I was reminded today of this post. I wrote it, one day in May, in my pyjamas, sat at my kitchen table. I don’t write much of this blog in the kitchen, it has to be said, most of it is written from this sofa, in front of this fire, my family crowded around me (well, the first drafts, anyway). I like to think of myself, in my I’m-a-novelist-fantasy moments as a bit of a Jane Austen, but without the cap. For one thing, the kitchen is far too cold, even in May. But that Saturday morning I had a bee in my bonnet, and I had something to say that would not wait. Tonight, despite the fact that I have eaten too much chocolate log (it was on special offer), I feel the same way.
The original Secret Teacher, and the accompanying debate around inclusion and how difficult it is, is doing the rounds again. It’s too hard, these children are too difficult. They make life miserable for the mainstream and should be separated off so that they can make friends with their own kind, it seems.
Funnily enough, I have a lot of sympathy with much of that view. It is hard to work with children and young people with SEND. Children with complex difficulties (and even those without), my own son included, can be disruptive influences. He deserves the chance for a meaningful peer group as much as anyone else. When it goes wrong, when relationships crumble (and that’s just the adults), when the support that classroom teachers need to do their jobs properly isn’t there, when knowledge is weak, the whole thing can rapidly descend into a nightmare. If you’re going to do inclusion, it needs to be done properly.
The thing is, though, that much of the debate centres itself around what is good for adults, namely teachers, and the needs of the mainstream population to live their lives untroubled by the needs and difficulties of children with difficulties – and that’s where my problem lies.
Oh, I’d love for life to be easy. I’d love it to have turned out differently, and I’d have the kind of children who went to bed and cleaned their teeth without supervision, who did their homework with no complaining, who never got ill and aced all the tests. It would be great if I didn’t lose sleep every August, waking in a cold sweat, worrying about the term to come. The stresses and strains of the teaching life, even though I am the part-timer; if I had a magic wand I’d reduce those a bit.
But I do not deceive myself. I do not pretend that it would all be better if only those troublesome kids weren’t in my class, in my school or in my home.

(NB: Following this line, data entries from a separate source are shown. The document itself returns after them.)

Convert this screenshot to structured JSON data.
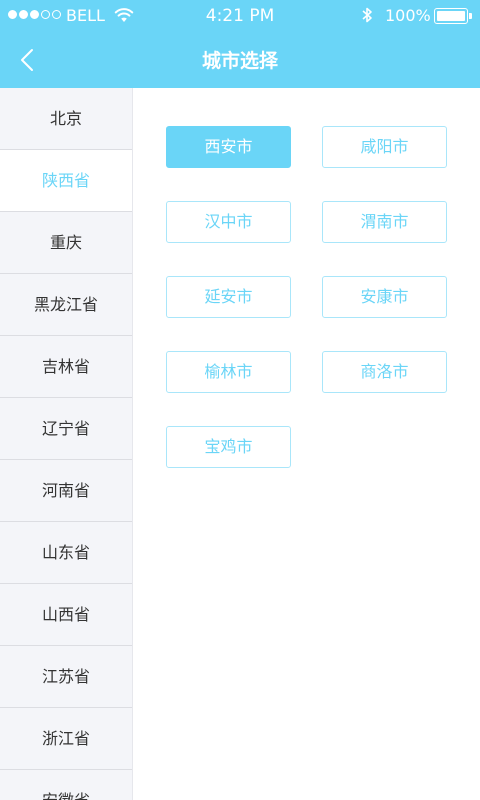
{
  "status_bar": {
    "carrier": "BELL",
    "time": "4:21 PM",
    "battery": "100%",
    "signal_filled": 3,
    "signal_total": 5,
    "icons": [
      "signal-icon",
      "wifi-icon",
      "bluetooth-icon",
      "battery-icon"
    ]
  },
  "nav": {
    "title": "城市选择",
    "back_icon": "chevron-left-icon"
  },
  "sidebar": {
    "active_index": 1,
    "items": [
      {
        "label": "北京"
      },
      {
        "label": "陕西省"
      },
      {
        "label": "重庆"
      },
      {
        "label": "黑龙江省"
      },
      {
        "label": "吉林省"
      },
      {
        "label": "辽宁省"
      },
      {
        "label": "河南省"
      },
      {
        "label": "山东省"
      },
      {
        "label": "山西省"
      },
      {
        "label": "江苏省"
      },
      {
        "label": "浙江省"
      },
      {
        "label": "安徽省"
      }
    ]
  },
  "cities": {
    "selected_index": 0,
    "items": [
      {
        "label": "西安市"
      },
      {
        "label": "咸阳市"
      },
      {
        "label": "汉中市"
      },
      {
        "label": "渭南市"
      },
      {
        "label": "延安市"
      },
      {
        "label": "安康市"
      },
      {
        "label": "榆林市"
      },
      {
        "label": "商洛市"
      },
      {
        "label": "宝鸡市"
      }
    ]
  },
  "colors": {
    "accent": "#6ad5f7",
    "sidebar_bg": "#f4f5f9",
    "text": "#333333"
  }
}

I make no claim, even though my son goes to an exclusive school, that the use of an educational sorting hat is somehow an answer. Because I know it’s not.
I don’t look at these stats very often. My son has complex and profound learning difficulties, Down’s syndrome, and, in order to live every day, to make my home a happy one, one that is not dominated by fear and anxiety for the future, I indulge in a little selective looking. But because I think this is important, because I think looking beyond the school gate and the school years is a necessity for those of us who work in education, I’m going to break a rule and I’m going to lay it on the line.
Children and young people with SEND – and that’s all of them, not just boys and girls like mine – are twice as likely to be bullied at primary school as you were.
They will be six times more likely to receive a fixed-term exclusion from school than you.
They will be eight times more likely to receive a permanent exclusion from school than you.
Once they’ve left school they will be seven times less likely to work than you.
If they are lucky enough to work, it will probably be part-time. It will probably be poorly paid.
They are one and a half times more likely to live in poverty than you.
They are over four times more likely to have mental health problems as a child than you.
They are more likely to have children with their own learning difficulties than you.
They are at least three times more likely to end up in prison than you.
Children and young people like my son will die at least 15 years younger than you will. And before you try to comfort me with talk of heart defects and early onset Alzheimer’s (thanks for that) let me tell you about the story of the uninvestigated, unexpected deaths of many people with learning disability in one NHS trust. Let me tell you about the little boy with Down’s syndrome who went into a hospital one morning with sickness and diarrhoea and ended up dead by the end of the day.
We might like to tell ourselves that a little bit of segregating will make life better for everyone and everything in the garden will be rosy – but that’s what we already have and it’s not rosy, not by a long chalk. Issues around inclusion need debating – there is no doubt about that. Labelling and its effects, the use of TAs, data that shows so many children on SEN registers because they were born in the summer, accountability measures and financial cuts that make it difficult to make children’s education the most important thing in schools; all these things are worthy of debate without recourse to fear of who we might offend.
But let’s not kid ourselves that out of sight and out of mind is the answer; someone else’s problem. Let’s not pretend, play the demonising game with a little bit of them and us, let’s not kid ourselves that we don’t have a part to play, that we haven’t got the wherewithal to make a necessary change. We have. And we must. Lives depend on it.
With grateful thanks to Jarlath O’Brien for the stats. Like I say, I don’t tend to look.